* On handling a bad breakup: “One never knows when one is behaving like a creep; probably even that astronaut lady who drove for two days to beat up her ex-boyfriend’s new girlfriend didn’t think twice when she bought those adult diapers. It just felt right.”
’ * On the moment he gave up on a college diversity seminar: “Listen: you can condescend to me. You can cut me off and treat me like an injured baby bird when I try to start a dialogue with you. But don’t you dare think you have anything to teach me if you don’t know who Elvis Costello is.”
* On moving to New York: “This is what Friends gets right about living in cities in your twenties: for at least a little while, you live as a tribe. . . . We showed up at one another’s apartment parties that were impenetrably crowded if more than nine people showed up. We made runs to Key Food for Top Ramen together. . . . We met at brunch and acquired appetites for Bloody Marys and pieced together our Saturday nights over Eggs Benedict and let our waitresses sit down with us for a moment because they were inevitably as hung over as we were. We were, as Des’ree commanded, bad and bold and wiser.”
* On communication in the ’90s: “There were not emojis or even emoticons; if you wanted to wink at someone you had to actually wink right at them in real life, which is a thing we can all agree is gross.”
* On his MTV audition: “I didn’t tell anybody what I was doing, because what I was doing was ridiculous.
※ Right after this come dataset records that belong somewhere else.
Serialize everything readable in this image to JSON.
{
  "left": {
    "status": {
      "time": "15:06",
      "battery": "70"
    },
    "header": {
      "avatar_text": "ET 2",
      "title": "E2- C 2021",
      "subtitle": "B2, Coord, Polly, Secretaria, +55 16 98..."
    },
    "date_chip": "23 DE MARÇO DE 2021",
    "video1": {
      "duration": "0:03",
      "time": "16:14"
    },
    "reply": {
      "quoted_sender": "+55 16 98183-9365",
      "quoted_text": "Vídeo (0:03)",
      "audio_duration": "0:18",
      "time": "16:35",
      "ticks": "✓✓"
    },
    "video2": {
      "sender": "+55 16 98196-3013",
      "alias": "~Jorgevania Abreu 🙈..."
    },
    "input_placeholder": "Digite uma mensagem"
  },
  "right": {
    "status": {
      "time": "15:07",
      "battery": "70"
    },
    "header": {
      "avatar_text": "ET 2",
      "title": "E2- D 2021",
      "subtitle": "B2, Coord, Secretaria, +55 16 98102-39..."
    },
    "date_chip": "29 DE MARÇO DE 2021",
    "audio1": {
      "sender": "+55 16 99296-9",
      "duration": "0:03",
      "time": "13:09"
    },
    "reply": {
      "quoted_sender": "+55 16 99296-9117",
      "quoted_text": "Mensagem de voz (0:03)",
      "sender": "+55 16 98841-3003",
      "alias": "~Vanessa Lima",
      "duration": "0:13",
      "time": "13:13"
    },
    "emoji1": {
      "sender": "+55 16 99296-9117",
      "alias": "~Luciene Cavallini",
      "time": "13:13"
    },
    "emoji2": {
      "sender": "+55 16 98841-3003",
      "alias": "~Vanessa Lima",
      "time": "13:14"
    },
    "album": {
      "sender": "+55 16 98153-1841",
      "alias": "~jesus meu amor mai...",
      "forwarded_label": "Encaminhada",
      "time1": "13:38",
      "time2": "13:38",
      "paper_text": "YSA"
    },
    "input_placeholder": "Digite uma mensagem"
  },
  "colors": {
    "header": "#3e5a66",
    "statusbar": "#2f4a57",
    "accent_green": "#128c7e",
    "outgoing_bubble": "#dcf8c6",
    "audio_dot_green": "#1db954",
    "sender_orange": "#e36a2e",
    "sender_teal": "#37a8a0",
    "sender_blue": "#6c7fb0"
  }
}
I was a twenty-seven-year-old man, with bills in my name and a job that people would give an arm for. I was going to stand in a line and audition to be an MTV VJ? Preposterous. It was so stupid I had to do it.”
* On becoming a little bit famous: “The morning after Wanna Be . . people started to whisper and stare and point [and] I instinctively checked my zipper. I still do, if people seem to be looking at me. That’s what mild television fame is like: it’s like walking through the world with your fly down.”

Whether you’re looking for thoughtful musings on growing up, spot-on dissections of the pop-music canon, or wild anecdotes from the MTV Beach House, PARTY OF ONE has it all. This book is a treat for pop-culture obsessives and music geeks, and a salve for anyone who’s ever felt like a square peg—especially those who tend to turn, in their time of need, to a band, an album, or that perfect song.

ABOUT DAVE HOLMES
Dave Holmes is a writer, comedian, and television personality who has hosted shows for MTV, CBS, Bravo, Comedy Central, E!, FX, and Ovation. Recently named one of NPR’s 10 Favorite Pop Culture Personalities, he is an editor-at-large for Esquire.com, an on-air personality for SiriusXM’s The Spectrum, and a performer at the iO West and Upright Citizens Brigade theaters. He lives in Los Angeles.